Exercise objective
The task calls for every line of the data to be repeated exactly.

Given records
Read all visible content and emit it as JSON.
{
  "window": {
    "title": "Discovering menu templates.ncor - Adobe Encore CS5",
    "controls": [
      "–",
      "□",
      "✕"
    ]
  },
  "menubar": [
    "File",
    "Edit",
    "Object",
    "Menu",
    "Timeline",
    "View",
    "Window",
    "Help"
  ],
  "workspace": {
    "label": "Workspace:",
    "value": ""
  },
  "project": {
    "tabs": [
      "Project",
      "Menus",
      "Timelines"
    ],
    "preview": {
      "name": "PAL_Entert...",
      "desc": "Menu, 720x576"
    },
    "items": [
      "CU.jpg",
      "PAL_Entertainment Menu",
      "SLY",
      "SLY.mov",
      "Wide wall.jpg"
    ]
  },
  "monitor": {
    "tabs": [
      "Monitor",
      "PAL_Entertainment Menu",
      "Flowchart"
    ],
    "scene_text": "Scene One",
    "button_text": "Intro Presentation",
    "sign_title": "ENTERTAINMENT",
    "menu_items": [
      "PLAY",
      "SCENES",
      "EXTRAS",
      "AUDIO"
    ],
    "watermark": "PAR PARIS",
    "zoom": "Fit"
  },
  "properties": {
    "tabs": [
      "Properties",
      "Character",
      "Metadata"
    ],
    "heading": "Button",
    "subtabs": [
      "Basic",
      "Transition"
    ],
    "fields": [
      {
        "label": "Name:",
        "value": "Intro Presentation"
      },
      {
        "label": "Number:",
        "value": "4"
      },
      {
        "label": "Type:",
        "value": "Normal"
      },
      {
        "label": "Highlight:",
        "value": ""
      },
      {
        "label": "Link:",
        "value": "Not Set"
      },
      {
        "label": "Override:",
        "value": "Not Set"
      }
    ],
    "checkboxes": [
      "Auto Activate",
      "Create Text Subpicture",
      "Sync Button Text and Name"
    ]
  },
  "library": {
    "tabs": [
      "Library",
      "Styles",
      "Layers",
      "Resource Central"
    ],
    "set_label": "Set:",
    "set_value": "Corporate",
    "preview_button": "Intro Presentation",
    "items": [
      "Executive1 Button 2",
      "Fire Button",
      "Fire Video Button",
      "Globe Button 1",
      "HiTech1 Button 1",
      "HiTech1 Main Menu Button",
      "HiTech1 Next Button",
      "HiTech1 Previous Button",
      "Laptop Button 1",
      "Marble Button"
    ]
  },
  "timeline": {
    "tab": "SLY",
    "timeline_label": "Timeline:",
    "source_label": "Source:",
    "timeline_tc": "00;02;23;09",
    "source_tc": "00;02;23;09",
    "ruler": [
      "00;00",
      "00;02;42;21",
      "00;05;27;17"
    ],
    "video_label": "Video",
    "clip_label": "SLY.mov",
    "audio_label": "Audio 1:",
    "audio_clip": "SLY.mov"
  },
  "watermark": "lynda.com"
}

Answer box
Read all visible content and emit it as JSON.
{
  "window": {
    "title": "Discovering menu templates.ncor - Adobe Encore CS5",
    "controls": [
      "–",
      "□",
      "✕"
    ]
  },
  "menubar": [
    "File",
    "Edit",
    "Object",
    "Menu",
    "Timeline",
    "View",
    "Window",
    "Help"
  ],
  "workspace": {
    "label": "Workspace:",
    "value": ""
  },
  "project": {
    "tabs": [
      "Project",
      "Menus",
      "Timelines"
    ],
    "preview": {
      "name": "PAL_Entert...",
      "desc": "Menu, 720x576"
    },
    "items": [
      "CU.jpg",
      "PAL_Entertainment Menu",
      "SLY",
      "SLY.mov",
      "Wide wall.jpg"
    ]
  },
  "monitor": {
    "tabs": [
      "Monitor",
      "PAL_Entertainment Menu",
      "Flowchart"
    ],
    "scene_text": "Scene One",
    "button_text": "Intro Presentation",
    "sign_title": "ENTERTAINMENT",
    "menu_items": [
      "PLAY",
      "SCENES",
      "EXTRAS",
      "AUDIO"
    ],
    "watermark": "PAR PARIS",
    "zoom": "Fit"
  },
  "properties": {
    "tabs": [
      "Properties",
      "Character",
      "Metadata"
    ],
    "heading": "Button",
    "subtabs": [
      "Basic",
      "Transition"
    ],
    "fields": [
      {
        "label": "Name:",
        "value": "Intro Presentation"
      },
      {
        "label": "Number:",
        "value": "4"
      },
      {
        "label": "Type:",
        "value": "Normal"
      },
      {
        "label": "Highlight:",
        "value": ""
      },
      {
        "label": "Link:",
        "value": "Not Set"
      },
      {
        "label": "Override:",
        "value": "Not Set"
      }
    ],
    "checkboxes": [
      "Auto Activate",
      "Create Text Subpicture",
      "Sync Button Text and Name"
    ]
  },
  "library": {
    "tabs": [
      "Library",
      "Styles",
      "Layers",
      "Resource Central"
    ],
    "set_label": "Set:",
    "set_value": "Corporate",
    "preview_button": "Intro Presentation",
    "items": [
      "Executive1 Button 2",
      "Fire Button",
      "Fire Video Button",
      "Globe Button 1",
      "HiTech1 Button 1",
      "HiTech1 Main Menu Button",
      "HiTech1 Next Button",
      "HiTech1 Previous Button",
      "Laptop Button 1",
      "Marble Button"
    ]
  },
  "timeline": {
    "tab": "SLY",
    "timeline_label": "Timeline:",
    "source_label": "Source:",
    "timeline_tc": "00;02;23;09",
    "source_tc": "00;02;23;09",
    "ruler": [
      "00;00",
      "00;02;42;21",
      "00;05;27;17"
    ],
    "video_label": "Video",
    "clip_label": "SLY.mov",
    "audio_label": "Audio 1:",
    "audio_clip": "SLY.mov"
  },
  "watermark": "lynda.com"
}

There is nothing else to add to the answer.